If your loved one needs some help with bathing, grooming, dressing or other daily tasks and has a memory disorder, the memory care level of service at Autumn View Gardens may be an option to provide for them safely and comfortably.
While sunscreen may be seen as a staple of summertime, older adults are actually more susceptible to sunburn on cloudy winter days. Sun protection is particularly important in areas prone to snow, as UV rays reflect off of the snow and can easily cause damaging sunburns. Before going outdoors this winter, make sure you apply sunscreen with an adequate SPF level for your skin type.
While you may not be able to control the dry and frigid weather outside, you can use a humidifier to add moisture to the dry, artificially-heated air in your own house.

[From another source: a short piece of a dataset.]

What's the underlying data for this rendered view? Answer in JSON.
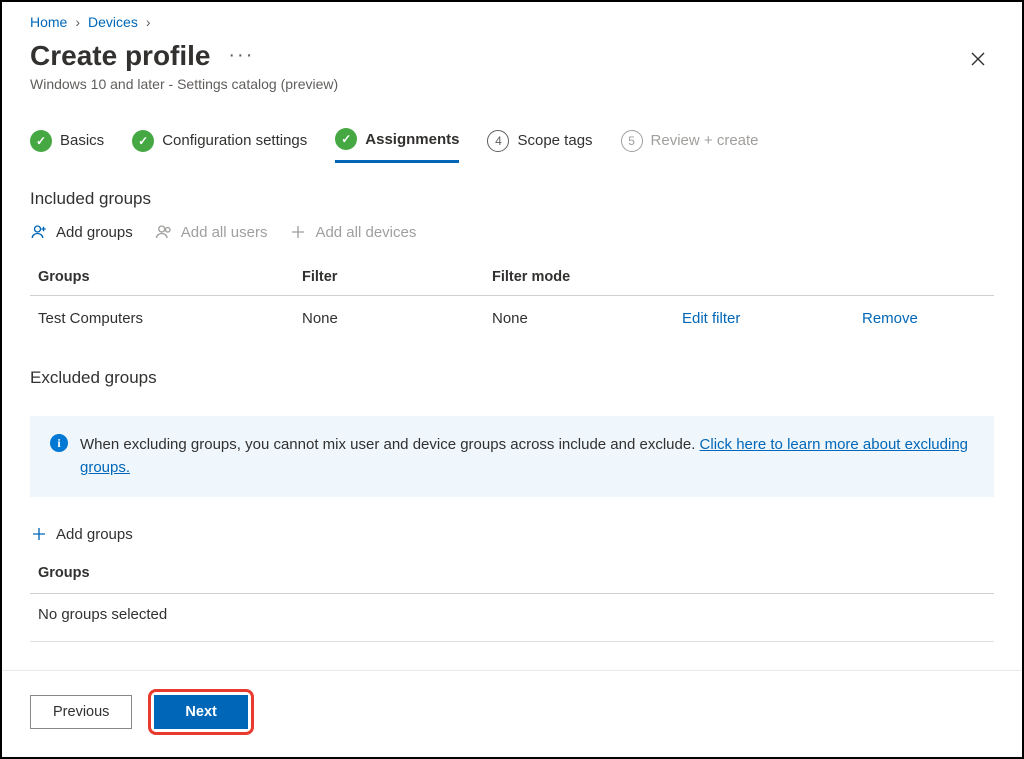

This can benefit your skin (or your loved one's skin) and alleviate dry and inflamed airways if you allow it to run throughout the day or night. If you purchase a humidifier, read the manufacturer’s instructions to understand the best methods of using and cleaning your specific humidifier to avoid breathing in built-up bacteria or mold.

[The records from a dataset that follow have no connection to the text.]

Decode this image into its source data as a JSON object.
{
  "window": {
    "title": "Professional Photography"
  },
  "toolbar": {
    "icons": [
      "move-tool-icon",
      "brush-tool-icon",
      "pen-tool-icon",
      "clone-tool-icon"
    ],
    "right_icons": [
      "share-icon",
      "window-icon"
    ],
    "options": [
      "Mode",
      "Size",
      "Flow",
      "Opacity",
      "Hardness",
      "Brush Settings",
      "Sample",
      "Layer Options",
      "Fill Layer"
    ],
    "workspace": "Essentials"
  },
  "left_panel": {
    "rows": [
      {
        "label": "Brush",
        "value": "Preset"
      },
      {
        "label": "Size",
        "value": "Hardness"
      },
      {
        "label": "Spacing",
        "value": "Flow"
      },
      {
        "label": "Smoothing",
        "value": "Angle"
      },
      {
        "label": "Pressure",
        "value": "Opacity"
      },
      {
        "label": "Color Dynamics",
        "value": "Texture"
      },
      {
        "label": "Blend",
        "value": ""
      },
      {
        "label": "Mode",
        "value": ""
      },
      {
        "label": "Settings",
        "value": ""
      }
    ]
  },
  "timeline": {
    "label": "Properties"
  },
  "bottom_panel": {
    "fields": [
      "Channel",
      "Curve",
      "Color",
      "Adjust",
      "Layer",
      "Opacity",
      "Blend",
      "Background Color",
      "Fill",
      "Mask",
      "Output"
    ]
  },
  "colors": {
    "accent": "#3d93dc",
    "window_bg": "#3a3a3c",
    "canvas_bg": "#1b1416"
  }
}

Saying you should bundle up before heading outside during the winter may seem obvious, but knowing the right kind of clothes to wear is important when it comes to protecting your skin. There’s much more to it than just wearing long-sleeves or multiple layers. Some wintertime clothes can be weighty, uncomfortable or irritating to skin. It’s important to find protective clothing that provides warmth, keeps your skin safe and provides comfort. Clothes that make your body feel scratchy or limit your mobility too much may do more harm than good. Take your time selecting wintertime attire and ensure that it conforms well to your movements and feels pleasant to your skin. If you're helping an older loved one choose clothing, do the same for them.
Be sure to cover extremities and faces as much as possible. Cold, dry air can affect fingers, toes, ears and noses quicker than other parts of the body. Toques, scarves, gloves, leg warmers and thick socks — these are integral additions to wintertime wardrobes. If you or your loved one must venture out into snow and ice fairly frequently, finding some durable slip-resistant boots is another preventative measure you can take to ward against slips, falls and other injurious accidents.